Gregory Meriweather is ending his Indianapolis mayoral campaign in favor of supporting fellow Democratic candidate Robin Shackleford, he announced Wednesday.
Meriweather reported no campaign contributions for 2022 after announcing his decision to run in late November. At a joint press conference in the City-County Building, he announced support for Shackleford in her attempt to receive the Democratic nomination and unseat incumbent Mayor Joe Hogsett.
“She has the name recognition and political experience needed to lead the city of Indianapolis into a new era of economic growth, safety and diversity,” Meriweather said, adding that he and Shackleford share the same vision for Indianapolis.
Meriweather will essentially be part of the Shackleford campaign team, bringing a “grassroots perspective,” he said at the event. The two candidates’ agendas closely aligned, so “coming together makes sense,” he added.
Both candidates have been running with the hope of becoming the first Black mayor of Indianapolis. Ensuring that an African American candidate was competitive played into Meriweather’s decision to drop out.
“I think we need one viable choice, from my perspective, in the African American community.
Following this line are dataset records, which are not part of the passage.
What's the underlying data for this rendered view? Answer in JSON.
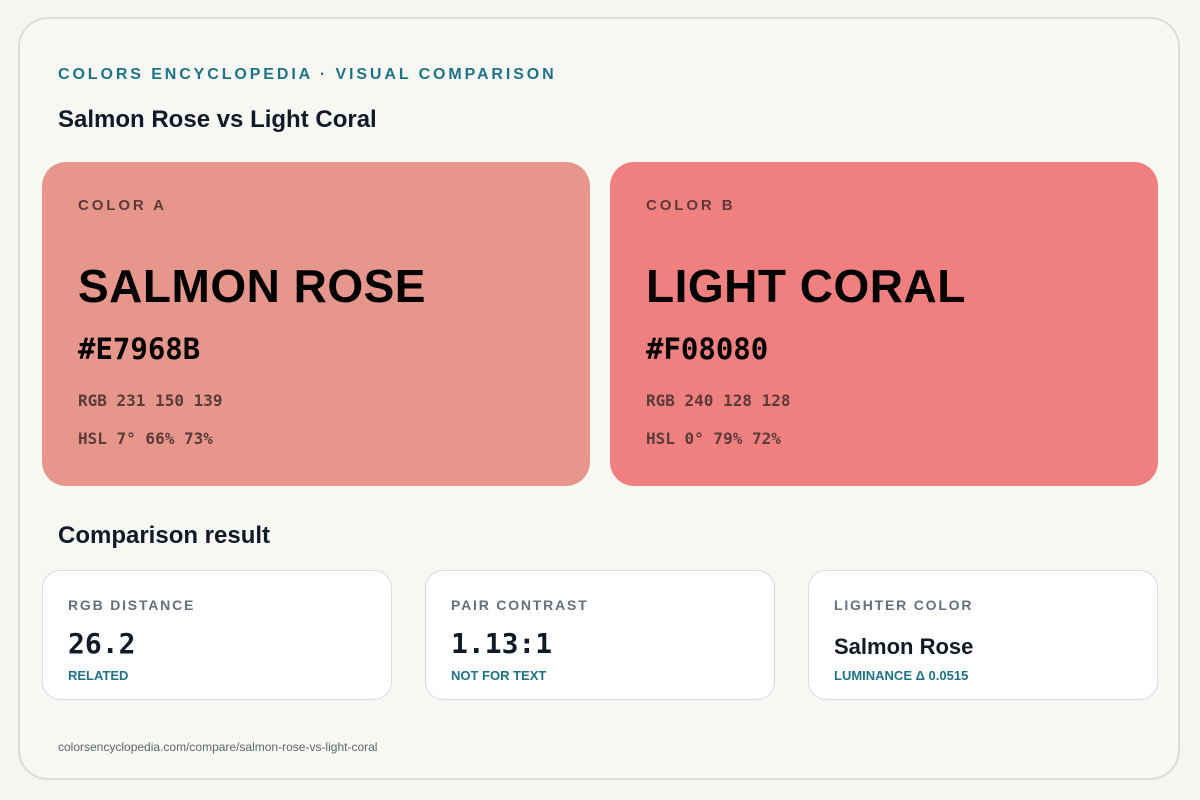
{
  "header": {
    "eyebrow": "COLORS ENCYCLOPEDIA · VISUAL COMPARISON",
    "title": "Salmon Rose vs Light Coral"
  },
  "colors": [
    {
      "slot": "COLOR A",
      "name": "SALMON ROSE",
      "hex": "#E7968B",
      "rgb": "RGB 231 150 139",
      "hsl": "HSL 7° 66% 73%",
      "swatch_color": "#E7968B"
    },
    {
      "slot": "COLOR B",
      "name": "LIGHT CORAL",
      "hex": "#F08080",
      "rgb": "RGB 240 128 128",
      "hsl": "HSL 0° 79% 72%",
      "swatch_color": "#F08080"
    }
  ],
  "comparison": {
    "title": "Comparison result",
    "cards": [
      {
        "label": "RGB DISTANCE",
        "value": "26.2",
        "note": "RELATED"
      },
      {
        "label": "PAIR CONTRAST",
        "value": "1.13:1",
        "note": "NOT FOR TEXT"
      },
      {
        "label": "LIGHTER COLOR",
        "value": "Salmon Rose",
        "note": "LUMINANCE Δ 0.0515"
      }
    ]
  },
  "footer": {
    "url": "colorsencyclopedia.com/compare/salmon-rose-vs-light-coral"
  },
  "theme": {
    "accent": "#1F7387",
    "page_background": "#F7F7F3",
    "card_background": "#FFFFFF"
  }
}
I think we were kind of saturated from that perspective, but I think that this brings it … to a head where now you have a viable candidate,” Meriweather said Wednesday.
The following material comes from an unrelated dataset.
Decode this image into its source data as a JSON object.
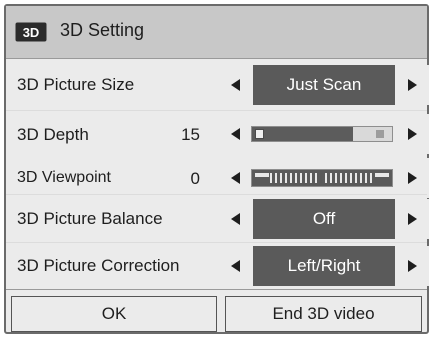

Shackleford called Meriweather’s decision to end his campaign “a turning point in the campaign.”
Aside from Hogsett and Shackleford, three other candidates are vying for the Democratic nomination: Clif Marsiglio, Bob Kern and Larry Vaughn. Vaughn also is Black.
Shackleford, who has represented near east-side District 98 at the Indiana Statehouse for more than a decade, is widely considered to be the strongest Democratic candidate to challenge the incumbent mayor. Shackleford said Wednesday that the crowded primary is indicative that people want change.
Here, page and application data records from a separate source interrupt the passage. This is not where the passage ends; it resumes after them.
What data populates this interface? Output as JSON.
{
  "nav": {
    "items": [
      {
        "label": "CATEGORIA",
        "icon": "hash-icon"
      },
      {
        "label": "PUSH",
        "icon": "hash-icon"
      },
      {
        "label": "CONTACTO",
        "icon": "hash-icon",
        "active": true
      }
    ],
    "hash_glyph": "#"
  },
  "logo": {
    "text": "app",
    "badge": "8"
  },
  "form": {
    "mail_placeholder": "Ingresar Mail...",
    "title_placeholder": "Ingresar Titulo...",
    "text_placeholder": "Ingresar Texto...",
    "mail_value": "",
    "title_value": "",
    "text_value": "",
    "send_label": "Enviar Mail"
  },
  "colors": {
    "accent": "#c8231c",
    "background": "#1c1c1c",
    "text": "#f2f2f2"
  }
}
Shackleford was also recently endorsed by Jeffrey A. Johnson, senior pastor at Eastern Star Church. The church’s main campus is in her Statehouse district and she’s attended it for several years, she told IBJ on Tuesday.
Shackleford has been critical of Hogsett and the Marion County Democratic Party’s slating process, which she has called discriminatory. The party halted the practice at the beginning of this year. Slating is the process by which election hopefuls agree not to run in a primary if they are not the party’s endorsed candidate.
Seeking to break more than one barrier, Shackleford, 52, would also become the first female mayor in Indianapolis history if she’s elected.